This year, we expect to see an increase in underground discussions on mobile malware—mostly focused on Android—regarding botnets, banking fraud, ransomware, and bypassing two-factor authentication security.

Risky Wi-Fi Networks

Using public Wi-Fi is one of the most common attack vectors for cybercriminals today. With free public Wi-Fi widely available in larger cities, it has become a convenient way to access online accounts, check emails, and catch up on work while on the go. The industry has seen network spoofing increase dramatically in the past year. To put this into perspective, picture a hacker setting up a rogue access point in a public place like your local bank. A hacker will wait for you to connect to Wi-Fi that you think is a trusted network. Once the hacker gains access, they’re connected to your mobile device. They’ll watch remotely as you access sensitive information, revealing log-in credentials, confidential documents, and more.

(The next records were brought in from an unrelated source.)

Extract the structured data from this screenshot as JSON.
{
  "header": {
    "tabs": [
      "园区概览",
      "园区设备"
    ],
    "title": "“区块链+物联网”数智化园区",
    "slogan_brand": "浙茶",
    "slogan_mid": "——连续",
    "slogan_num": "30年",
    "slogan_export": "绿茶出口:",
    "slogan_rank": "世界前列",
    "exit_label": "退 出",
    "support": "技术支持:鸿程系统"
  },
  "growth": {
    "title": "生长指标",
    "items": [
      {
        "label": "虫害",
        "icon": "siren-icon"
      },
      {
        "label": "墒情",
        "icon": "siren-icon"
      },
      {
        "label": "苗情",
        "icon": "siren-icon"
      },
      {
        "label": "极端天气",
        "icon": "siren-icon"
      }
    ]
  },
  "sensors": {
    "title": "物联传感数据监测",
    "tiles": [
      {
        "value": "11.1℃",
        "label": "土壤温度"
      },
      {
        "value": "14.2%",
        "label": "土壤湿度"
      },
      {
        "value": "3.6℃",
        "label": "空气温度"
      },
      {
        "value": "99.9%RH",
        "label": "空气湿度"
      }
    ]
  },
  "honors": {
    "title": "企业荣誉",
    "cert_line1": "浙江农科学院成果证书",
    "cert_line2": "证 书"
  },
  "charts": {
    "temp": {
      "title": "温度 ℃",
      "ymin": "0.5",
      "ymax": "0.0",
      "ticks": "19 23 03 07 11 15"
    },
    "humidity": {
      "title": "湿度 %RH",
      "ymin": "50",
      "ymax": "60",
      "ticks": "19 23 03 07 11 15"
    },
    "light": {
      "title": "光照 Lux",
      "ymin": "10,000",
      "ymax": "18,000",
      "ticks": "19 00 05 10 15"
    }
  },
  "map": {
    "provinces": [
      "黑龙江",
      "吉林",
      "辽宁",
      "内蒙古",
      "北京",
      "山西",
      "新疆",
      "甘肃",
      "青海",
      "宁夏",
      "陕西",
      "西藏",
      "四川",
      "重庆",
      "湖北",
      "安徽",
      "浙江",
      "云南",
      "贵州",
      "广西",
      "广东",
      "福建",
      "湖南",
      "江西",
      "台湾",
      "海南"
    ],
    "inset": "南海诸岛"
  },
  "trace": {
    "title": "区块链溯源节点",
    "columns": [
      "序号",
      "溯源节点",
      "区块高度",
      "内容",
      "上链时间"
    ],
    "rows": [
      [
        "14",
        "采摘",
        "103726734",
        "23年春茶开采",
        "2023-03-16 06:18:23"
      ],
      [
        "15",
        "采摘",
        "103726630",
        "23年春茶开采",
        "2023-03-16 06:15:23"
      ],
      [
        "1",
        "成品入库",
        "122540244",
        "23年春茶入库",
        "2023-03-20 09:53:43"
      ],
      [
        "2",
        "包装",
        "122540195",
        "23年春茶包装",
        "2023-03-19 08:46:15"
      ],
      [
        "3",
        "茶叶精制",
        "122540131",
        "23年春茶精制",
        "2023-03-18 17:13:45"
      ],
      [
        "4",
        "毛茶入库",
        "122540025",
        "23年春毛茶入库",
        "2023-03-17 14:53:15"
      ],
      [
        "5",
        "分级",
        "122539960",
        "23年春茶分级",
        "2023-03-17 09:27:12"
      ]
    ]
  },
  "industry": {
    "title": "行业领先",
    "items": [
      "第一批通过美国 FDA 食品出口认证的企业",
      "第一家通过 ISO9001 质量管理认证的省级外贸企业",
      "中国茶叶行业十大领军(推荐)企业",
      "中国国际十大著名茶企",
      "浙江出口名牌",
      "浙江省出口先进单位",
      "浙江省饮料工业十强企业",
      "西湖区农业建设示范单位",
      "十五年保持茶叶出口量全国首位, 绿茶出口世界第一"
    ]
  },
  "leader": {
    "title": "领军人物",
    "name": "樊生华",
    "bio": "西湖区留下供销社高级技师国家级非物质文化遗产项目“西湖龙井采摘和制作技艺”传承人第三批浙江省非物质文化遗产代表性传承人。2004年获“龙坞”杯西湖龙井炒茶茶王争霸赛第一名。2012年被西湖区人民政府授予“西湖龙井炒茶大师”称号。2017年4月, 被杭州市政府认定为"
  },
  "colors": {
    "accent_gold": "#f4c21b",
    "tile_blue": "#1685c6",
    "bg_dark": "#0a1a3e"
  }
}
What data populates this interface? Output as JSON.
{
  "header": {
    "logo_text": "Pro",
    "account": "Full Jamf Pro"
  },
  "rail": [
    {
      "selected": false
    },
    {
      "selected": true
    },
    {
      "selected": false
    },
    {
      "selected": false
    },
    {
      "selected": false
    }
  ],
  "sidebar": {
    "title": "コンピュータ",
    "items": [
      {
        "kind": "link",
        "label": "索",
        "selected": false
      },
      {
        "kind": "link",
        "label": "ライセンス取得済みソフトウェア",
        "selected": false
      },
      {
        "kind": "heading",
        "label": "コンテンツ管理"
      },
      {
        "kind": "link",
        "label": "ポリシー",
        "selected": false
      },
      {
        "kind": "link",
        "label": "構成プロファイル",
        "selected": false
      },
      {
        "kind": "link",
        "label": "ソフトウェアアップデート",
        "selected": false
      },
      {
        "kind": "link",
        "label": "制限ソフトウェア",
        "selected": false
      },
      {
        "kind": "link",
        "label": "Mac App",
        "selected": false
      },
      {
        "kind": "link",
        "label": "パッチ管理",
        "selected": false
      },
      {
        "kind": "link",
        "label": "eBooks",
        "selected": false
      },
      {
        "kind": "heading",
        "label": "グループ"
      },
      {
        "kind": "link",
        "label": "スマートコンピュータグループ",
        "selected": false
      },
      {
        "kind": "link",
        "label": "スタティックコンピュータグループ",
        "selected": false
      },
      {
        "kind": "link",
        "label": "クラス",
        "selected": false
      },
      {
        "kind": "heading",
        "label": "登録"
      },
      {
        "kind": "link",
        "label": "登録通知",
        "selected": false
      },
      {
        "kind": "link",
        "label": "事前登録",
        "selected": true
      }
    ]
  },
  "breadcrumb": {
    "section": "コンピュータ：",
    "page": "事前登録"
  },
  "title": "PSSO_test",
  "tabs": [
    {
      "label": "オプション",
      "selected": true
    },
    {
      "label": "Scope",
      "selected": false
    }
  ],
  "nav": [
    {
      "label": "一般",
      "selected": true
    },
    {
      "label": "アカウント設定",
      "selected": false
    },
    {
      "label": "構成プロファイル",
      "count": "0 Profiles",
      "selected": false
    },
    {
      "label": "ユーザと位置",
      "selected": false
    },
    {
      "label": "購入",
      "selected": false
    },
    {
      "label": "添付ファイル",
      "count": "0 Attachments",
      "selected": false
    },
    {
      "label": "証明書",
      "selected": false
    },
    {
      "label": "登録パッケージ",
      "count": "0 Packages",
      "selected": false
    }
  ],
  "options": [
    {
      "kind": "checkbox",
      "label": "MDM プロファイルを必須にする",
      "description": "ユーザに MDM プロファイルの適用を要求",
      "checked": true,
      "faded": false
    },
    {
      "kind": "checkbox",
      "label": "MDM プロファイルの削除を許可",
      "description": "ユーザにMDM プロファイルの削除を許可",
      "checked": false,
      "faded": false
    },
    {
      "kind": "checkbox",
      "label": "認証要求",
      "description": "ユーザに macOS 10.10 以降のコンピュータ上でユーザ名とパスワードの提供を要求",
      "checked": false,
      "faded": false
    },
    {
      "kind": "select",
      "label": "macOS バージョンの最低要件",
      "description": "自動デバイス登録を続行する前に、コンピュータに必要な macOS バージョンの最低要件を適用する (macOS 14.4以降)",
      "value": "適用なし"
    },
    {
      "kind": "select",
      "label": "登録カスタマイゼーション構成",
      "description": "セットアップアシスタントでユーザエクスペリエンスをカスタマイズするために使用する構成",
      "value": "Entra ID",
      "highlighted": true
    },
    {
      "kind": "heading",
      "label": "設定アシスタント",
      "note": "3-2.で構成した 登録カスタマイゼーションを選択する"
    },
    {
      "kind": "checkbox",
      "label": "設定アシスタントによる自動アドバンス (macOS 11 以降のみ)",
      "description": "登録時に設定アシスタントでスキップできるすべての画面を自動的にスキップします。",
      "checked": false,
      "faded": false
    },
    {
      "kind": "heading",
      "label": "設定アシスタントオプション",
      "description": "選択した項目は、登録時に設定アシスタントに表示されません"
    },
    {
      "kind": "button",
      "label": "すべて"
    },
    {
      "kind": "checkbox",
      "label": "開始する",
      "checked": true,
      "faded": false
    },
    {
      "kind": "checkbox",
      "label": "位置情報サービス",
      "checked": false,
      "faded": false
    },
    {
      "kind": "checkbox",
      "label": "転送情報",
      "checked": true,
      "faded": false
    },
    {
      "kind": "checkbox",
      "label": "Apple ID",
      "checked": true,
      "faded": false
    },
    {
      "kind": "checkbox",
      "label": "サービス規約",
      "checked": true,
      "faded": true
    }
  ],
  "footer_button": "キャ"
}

Whether you are at home or working remotely, network security needs to be a high priority.

Device Attacks

Cybercriminals have various ways of enticing users to install malware on their mobile devices. Ad and click fraud is a growing concern for device attacks, where criminals can gain access to a company’s internal network by sending an SMS phish. These types of phishing attempts may start as adware, but can easily spread to spyware to the entire botnet.

Another growing concern with mobile device threats is when malware is hidden in other IoT devices and the information obtained by the hacker can be used as an entry point to your mobile device or your company network. With IoT malware families rapidly being customized and developed, it’s important for users to be aware and know how to protect themselves.

How to Better Protect Your Mobile Device

 

Mobile devices have all the organizational information that traditional endpoints have. McAfee® MVISION Mobile lets you protect against threats to your employees and your data on iOS and Android devices like you do on your PCs. With MVISION Mobile, you can manage the defense of your mobile devices alongside your PCs, IoT devices, servers, and cloud workloads inside McAfee ePolicy Orchestrator (McAfee ePO) with unified visibility into threats, integrated compliance reporting, and threat response orchestration.

The most comprehensive mobile device security is on the device itself, and MVISION Mobile delivers unparalleled on-device protection. Visit our web site for more information, and a product tour.

The post Your Mobile Phone: Friend or Foe? appeared first on McAfee Blogs.